▸ **WORK REQUEST**
For the records below, tally every line that has the word "more" and reply with the number alone.

Recorded data
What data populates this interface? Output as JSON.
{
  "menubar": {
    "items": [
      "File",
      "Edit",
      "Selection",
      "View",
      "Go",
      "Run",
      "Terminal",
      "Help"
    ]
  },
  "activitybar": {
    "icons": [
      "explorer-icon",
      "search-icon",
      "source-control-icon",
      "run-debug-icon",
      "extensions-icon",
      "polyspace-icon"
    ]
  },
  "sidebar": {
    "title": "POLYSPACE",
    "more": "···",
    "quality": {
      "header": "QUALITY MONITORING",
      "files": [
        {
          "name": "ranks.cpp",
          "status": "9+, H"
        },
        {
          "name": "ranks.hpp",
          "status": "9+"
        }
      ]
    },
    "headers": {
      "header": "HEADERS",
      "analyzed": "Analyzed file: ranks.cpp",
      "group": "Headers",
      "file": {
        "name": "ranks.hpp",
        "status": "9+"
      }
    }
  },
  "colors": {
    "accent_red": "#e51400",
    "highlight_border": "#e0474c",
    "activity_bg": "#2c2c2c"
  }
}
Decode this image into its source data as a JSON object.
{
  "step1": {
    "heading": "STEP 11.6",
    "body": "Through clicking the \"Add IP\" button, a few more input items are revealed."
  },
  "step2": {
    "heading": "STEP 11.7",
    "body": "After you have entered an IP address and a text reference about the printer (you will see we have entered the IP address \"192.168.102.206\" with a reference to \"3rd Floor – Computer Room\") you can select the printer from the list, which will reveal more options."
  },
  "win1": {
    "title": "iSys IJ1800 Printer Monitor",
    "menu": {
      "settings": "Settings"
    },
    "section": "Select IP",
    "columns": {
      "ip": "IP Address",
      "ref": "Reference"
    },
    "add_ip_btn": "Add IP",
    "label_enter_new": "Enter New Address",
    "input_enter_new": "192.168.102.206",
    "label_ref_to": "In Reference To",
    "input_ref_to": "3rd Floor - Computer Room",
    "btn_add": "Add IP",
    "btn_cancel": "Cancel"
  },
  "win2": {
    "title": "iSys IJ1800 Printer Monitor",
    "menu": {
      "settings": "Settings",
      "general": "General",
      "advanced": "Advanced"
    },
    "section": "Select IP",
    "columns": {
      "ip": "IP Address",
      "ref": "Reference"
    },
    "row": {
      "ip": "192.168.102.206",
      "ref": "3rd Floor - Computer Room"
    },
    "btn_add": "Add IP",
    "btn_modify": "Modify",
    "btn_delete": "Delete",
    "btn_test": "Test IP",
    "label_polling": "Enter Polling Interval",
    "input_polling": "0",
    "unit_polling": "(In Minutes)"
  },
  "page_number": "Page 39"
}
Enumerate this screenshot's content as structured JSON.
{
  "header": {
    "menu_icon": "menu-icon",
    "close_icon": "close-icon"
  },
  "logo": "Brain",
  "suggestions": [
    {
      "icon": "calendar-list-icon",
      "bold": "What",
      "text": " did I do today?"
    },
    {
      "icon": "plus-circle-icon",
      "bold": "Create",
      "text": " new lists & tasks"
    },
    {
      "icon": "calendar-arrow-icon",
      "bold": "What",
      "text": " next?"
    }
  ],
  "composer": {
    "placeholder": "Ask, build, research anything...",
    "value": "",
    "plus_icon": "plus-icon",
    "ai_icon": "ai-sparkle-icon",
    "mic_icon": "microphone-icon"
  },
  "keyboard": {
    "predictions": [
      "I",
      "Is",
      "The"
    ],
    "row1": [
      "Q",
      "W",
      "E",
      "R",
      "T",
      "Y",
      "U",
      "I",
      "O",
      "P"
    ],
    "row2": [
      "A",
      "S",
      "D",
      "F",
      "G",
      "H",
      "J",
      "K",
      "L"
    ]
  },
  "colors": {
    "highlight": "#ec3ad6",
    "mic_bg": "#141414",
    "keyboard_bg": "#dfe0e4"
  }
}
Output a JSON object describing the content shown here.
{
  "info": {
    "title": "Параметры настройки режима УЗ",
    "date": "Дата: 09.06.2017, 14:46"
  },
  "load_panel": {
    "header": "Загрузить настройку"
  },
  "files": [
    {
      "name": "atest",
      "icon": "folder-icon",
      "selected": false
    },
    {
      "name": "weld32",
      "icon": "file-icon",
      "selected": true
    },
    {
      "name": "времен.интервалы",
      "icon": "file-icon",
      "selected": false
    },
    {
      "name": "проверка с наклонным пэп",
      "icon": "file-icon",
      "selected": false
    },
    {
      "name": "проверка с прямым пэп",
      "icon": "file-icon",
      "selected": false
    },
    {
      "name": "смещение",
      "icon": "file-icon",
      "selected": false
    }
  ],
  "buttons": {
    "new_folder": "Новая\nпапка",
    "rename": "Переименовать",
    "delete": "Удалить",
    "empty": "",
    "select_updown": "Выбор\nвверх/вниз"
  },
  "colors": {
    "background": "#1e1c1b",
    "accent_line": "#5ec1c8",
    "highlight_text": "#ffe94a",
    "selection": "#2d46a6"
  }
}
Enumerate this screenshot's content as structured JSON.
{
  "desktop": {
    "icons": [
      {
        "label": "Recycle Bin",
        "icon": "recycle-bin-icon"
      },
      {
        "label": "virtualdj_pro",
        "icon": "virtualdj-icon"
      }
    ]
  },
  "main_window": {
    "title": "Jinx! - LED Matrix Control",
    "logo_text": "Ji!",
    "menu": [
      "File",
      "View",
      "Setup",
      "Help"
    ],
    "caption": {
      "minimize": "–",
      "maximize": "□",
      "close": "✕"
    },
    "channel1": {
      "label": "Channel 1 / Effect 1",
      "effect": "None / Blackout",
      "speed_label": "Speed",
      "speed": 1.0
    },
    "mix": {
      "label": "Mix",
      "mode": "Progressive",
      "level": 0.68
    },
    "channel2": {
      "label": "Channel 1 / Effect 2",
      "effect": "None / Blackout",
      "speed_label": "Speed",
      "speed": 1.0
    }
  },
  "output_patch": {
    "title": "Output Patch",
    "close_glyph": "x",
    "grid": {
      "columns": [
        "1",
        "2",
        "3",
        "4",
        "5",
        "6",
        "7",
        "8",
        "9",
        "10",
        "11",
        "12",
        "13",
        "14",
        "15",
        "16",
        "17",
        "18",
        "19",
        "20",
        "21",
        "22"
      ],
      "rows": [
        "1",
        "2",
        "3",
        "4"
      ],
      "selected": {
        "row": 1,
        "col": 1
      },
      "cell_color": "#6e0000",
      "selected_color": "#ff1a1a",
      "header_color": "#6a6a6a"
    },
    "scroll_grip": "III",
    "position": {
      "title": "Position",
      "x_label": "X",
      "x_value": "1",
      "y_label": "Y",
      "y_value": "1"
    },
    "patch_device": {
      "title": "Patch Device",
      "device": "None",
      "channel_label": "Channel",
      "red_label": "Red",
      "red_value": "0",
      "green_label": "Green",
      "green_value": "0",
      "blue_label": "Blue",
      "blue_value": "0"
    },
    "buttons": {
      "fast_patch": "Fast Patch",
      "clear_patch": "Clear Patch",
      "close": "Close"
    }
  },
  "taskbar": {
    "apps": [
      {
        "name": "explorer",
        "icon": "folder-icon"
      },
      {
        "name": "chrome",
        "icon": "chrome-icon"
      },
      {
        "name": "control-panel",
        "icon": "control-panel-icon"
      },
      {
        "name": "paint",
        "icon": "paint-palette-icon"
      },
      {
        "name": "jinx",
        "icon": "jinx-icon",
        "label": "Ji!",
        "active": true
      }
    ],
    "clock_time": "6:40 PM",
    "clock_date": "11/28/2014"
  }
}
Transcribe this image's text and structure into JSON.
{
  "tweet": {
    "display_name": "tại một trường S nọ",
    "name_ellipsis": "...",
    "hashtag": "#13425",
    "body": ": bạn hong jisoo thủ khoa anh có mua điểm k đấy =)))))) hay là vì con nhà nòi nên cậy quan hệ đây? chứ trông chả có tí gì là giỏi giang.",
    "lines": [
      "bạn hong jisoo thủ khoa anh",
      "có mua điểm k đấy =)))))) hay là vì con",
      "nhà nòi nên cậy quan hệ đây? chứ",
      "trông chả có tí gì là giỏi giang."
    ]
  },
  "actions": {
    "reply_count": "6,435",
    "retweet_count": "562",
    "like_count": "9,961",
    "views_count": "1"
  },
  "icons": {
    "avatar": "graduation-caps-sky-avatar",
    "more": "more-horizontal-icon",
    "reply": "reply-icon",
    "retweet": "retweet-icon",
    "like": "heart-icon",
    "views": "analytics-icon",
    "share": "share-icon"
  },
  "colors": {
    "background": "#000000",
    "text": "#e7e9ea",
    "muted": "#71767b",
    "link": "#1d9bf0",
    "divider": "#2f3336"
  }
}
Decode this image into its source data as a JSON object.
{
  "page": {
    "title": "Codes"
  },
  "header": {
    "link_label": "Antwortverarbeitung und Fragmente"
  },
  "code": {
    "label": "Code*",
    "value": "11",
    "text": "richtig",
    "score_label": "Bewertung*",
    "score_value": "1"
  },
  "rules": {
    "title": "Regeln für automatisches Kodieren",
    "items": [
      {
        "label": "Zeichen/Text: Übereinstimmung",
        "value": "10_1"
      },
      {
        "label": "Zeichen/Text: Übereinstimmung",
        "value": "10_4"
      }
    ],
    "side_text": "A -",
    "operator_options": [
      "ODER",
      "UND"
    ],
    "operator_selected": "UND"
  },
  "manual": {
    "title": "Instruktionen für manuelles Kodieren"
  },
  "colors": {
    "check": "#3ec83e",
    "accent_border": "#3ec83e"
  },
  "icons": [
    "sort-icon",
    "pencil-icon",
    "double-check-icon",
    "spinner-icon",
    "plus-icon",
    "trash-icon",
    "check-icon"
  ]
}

▸ **REPLY**
4